→ WHAT THE TASK ASKS
A single number is the expected answer: the count of lines in the records below that contain "name".

■ ■ ■

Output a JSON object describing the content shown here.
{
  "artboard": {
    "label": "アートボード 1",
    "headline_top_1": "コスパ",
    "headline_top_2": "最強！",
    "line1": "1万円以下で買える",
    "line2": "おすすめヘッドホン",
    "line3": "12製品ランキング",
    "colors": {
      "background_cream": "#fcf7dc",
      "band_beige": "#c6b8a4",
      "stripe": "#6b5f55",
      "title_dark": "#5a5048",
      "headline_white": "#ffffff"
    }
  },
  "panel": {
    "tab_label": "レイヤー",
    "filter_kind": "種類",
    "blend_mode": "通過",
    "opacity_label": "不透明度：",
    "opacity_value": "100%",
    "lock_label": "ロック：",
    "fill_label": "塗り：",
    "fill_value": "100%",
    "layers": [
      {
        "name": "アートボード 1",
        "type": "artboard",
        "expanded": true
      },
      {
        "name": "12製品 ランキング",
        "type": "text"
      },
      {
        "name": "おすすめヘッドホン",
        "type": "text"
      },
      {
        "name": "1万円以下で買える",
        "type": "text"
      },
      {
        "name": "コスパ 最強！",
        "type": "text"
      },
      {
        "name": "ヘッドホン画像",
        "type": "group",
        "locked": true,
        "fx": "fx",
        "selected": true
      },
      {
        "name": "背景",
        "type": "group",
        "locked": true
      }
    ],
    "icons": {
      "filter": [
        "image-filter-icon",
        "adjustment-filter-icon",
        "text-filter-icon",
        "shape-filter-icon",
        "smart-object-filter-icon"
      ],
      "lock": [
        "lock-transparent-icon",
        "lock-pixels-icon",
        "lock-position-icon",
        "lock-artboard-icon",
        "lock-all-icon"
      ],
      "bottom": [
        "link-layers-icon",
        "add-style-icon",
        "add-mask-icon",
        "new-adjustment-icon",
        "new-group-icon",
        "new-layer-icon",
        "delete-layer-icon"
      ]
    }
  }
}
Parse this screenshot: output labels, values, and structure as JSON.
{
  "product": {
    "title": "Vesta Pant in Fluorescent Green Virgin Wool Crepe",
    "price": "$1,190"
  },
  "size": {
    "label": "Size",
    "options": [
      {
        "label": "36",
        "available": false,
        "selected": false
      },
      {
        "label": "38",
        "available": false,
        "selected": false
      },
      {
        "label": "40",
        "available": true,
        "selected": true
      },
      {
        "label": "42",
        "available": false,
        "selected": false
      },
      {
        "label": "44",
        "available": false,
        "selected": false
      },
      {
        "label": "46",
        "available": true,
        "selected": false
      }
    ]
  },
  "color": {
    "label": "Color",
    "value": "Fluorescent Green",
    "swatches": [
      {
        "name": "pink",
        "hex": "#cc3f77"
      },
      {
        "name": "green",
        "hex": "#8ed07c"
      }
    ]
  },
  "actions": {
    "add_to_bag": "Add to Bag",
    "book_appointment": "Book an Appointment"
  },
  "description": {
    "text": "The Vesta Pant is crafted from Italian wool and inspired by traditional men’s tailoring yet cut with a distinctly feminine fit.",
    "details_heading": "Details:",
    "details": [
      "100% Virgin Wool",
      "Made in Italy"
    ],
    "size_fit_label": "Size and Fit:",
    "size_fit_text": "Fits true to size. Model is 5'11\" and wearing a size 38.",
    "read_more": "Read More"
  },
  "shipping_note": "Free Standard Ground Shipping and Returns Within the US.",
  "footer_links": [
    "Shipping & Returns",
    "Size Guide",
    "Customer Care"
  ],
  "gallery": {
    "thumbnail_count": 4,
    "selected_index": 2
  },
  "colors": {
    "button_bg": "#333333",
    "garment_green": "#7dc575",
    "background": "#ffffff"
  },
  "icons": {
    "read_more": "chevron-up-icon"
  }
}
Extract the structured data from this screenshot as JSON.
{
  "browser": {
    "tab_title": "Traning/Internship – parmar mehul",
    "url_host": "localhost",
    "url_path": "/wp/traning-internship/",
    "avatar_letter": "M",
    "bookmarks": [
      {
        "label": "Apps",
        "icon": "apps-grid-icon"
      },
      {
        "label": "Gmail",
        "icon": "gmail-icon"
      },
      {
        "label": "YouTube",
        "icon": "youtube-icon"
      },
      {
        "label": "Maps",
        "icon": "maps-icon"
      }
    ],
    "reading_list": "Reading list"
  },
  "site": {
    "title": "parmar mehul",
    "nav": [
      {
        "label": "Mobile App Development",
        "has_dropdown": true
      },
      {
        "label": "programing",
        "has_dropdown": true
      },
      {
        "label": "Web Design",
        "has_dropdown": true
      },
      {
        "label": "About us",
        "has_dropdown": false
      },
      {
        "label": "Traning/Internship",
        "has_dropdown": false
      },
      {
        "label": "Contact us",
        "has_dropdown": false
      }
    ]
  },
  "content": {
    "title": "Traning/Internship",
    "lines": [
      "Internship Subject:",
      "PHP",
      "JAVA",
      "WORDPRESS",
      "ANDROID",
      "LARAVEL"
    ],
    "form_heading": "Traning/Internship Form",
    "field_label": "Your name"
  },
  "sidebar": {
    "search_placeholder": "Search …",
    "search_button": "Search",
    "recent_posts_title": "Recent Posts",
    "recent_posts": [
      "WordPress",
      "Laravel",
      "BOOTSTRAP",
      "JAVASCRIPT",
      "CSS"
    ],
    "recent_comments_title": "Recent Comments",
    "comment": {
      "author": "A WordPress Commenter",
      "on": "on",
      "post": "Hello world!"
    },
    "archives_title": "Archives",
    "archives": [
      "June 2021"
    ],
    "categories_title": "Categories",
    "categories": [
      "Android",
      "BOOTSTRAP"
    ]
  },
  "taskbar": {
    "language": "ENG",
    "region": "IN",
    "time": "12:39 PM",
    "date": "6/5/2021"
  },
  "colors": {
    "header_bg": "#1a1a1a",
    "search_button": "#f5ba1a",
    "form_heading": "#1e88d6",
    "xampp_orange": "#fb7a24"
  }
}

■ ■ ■

→ REPLY TO THE TASK
10